Norhana Arsad, Ph.D, is a Professor and Head of the Photonic Technology Research Group and Laboratory within the Faculty of Engineering and Built Environment at the University Kebangsaan, Malaysia. She serves on the Committee of IEEE Photonics Malaysia Section and it the Chapter Chair Advisor of IEEE University Kebangsaan Malaysia Student Branch. She is an IEEE Senior Member and received the B.Eng. degree in computer and communication systems as well as the M.Sc. degree in photonics from Universiti Putra Malaysia (UPM), Malaysia, in 2000 and 2003, respectively, and then her Ph.D. degree from the University of Strathclyde, Glasgow, U.K., in 2010.
Below is a short Q&A with Norhana so that you can get to know her background and goals as a volunteer leader and mentor.
Could you share details about your research and background in Photonics?
During one of my research projects, I explored and designed a few fiber laser systems that can be applied into various domains of spectroscopy, gas sensing, and photonics technology. Among other recent projects, I have developed a commercial autonomous Qibla finder based on a diode laser that accurately detects qibla direction in a relatively shorter time compared to industrial methods using Theodolite.
Why “Photonics”? What was your “Photonics Moment”?
I was drawn to photonics when I stepped into the realm of optoelectronics engineering, in which I saw and understood the potential of how light works. As I progressed in my engineering career, I became fascinated by the amazing world of lasers. I created InnoQibla, a product that uses laser technology to serve society. It was not only a commercial hit but also a symbol of hope, a reflection of the teamwork and creativity that this field inspires. This would be my ‘Photonic Moment’ that makes me continue to explore, innovate, and transcend in photonics, motivated by curiosity and excited by the opportunity to collaborate with a global network of experts.
How have you volunteered with IEEE Photonics Society? What have you gained from the experience?
I am proud to be a volunteer for the IEEE Photonics Society since 2010. I have been actively participating in the IEEE Photonics Society Malaysia Chapter and International Conference on Photonics (ICP) in multiple positions, including Chair in ICP2020. As the advisor for the IEEE Universiti Kebangsaan Malaysia Student Branch (IEEE UKM SB), we always organize activities and events, such as workshops, seminars, conferences, and outreach programs, including panel discussions, networking sessions, and mentoring programs. I have also encouraged and motivated students and young researchers to pursue careers in photonics. IEEE Photonics Society has given me a multitude of opportunities to work with, nurture, and learn from great talents in the field.
What motivates you to continue your interest in the field of photonics?
Photonics is a fascinating and rapidly evolving field that involves the study and application of light, or photons, for various technologies and applications. I can see that Photonics will be integral in the future with the coming of age of new technologies being presented. I, for one, definitely want to be a part of that.
What are your words of advice to young researchers in photonics?

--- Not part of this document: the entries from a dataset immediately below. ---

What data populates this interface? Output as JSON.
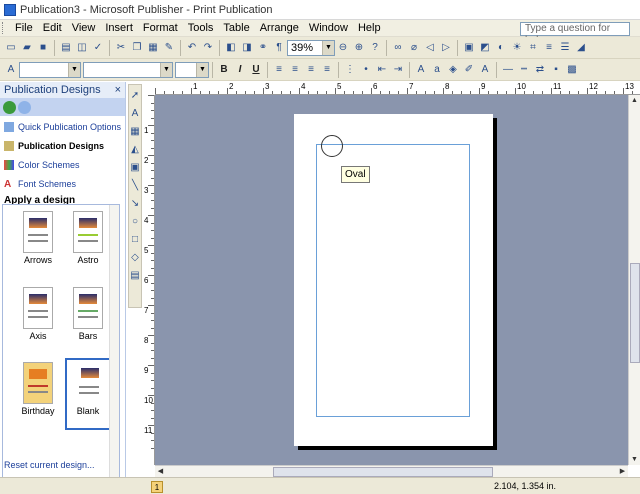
{
  "window": {
    "title": "Publication3 - Microsoft Publisher - Print Publication"
  },
  "menubar": {
    "items": [
      "File",
      "Edit",
      "View",
      "Insert",
      "Format",
      "Tools",
      "Table",
      "Arrange",
      "Window",
      "Help"
    ],
    "help_placeholder": "Type a question for help"
  },
  "standard_toolbar": {
    "zoom": "39%"
  },
  "formatting_toolbar": {
    "style": "",
    "font": "",
    "size": ""
  },
  "taskpane": {
    "title": "Publication Designs",
    "close": "×",
    "links": [
      "Quick Publication Options",
      "Publication Designs",
      "Color Schemes",
      "Font Schemes"
    ],
    "section": "Apply a design",
    "designs": [
      "Arrows",
      "Astro",
      "Axis",
      "Bars",
      "Birthday",
      "Blank"
    ],
    "footer": "Reset current design..."
  },
  "canvas": {
    "tooltip": "Oval"
  },
  "ruler": {
    "h_labels": [
      "1",
      "2",
      "3",
      "4",
      "5",
      "6",
      "7",
      "8",
      "9",
      "10",
      "11",
      "12",
      "13"
    ],
    "v_labels": [
      "1",
      "2",
      "3",
      "4",
      "5",
      "6",
      "7",
      "8",
      "9",
      "10",
      "11"
    ]
  },
  "statusbar": {
    "page": "1",
    "coordinates": "2.104, 1.354 in."
  },
  "colors": {
    "taskpane_header": "#e6edf8",
    "canvas_bg": "#8a95ad",
    "margin_guide": "#6aa0d8",
    "tooltip_bg": "#ffffe1"
  }
}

Photonics is a captivating and multidisciplinary field with many applications in science, technology, engineering, and society. I have been exploring and contributing to this field for more than a decade. I would advise young researchers to be more curious, passionate, and collaborative to keep full interest. Curiosity will help to learn new things and discover new possibilities. Passion will inspire you to overcome challenges and pursue excellence. Collaboration encourages further works with others and the sharing of ideas and experiences. Interest will allow for more patience and opportunities to be present as you will be discovering more possibilities in this field. Exploring and experiencing will also take time and help you “get a hang of it”. Overall, Photonics is a field that demands creativity, innovation, and teamwork. Young researchers have all the potential to make a difference in this field and beyond.
Tell us something fun about yourself.
My research draws deep inspiration from my passion for travel and cultural immersion. Exploring diverse perspectives across the globe fuels my curiosity and ignites innovative research ideas. Traveling is not just for fun; it’s for science! My adventures across the globe spark my research like nothing else. All these experiences have taught me a lot about how I want to experiment, innovate, and create future projects and discoveries. Also, I am a Polyglot, a person who knows and is able to use several languages, and was just recently awarded the “Top Research Scientists of Malaysia (TRSM) 2023 Award”. I do not plan on slowing down in my future life. To me, experience is something you cannot buy but is something expensive that you gain through self-reflection, learning from others, and being open to new pathways and perspectives in life.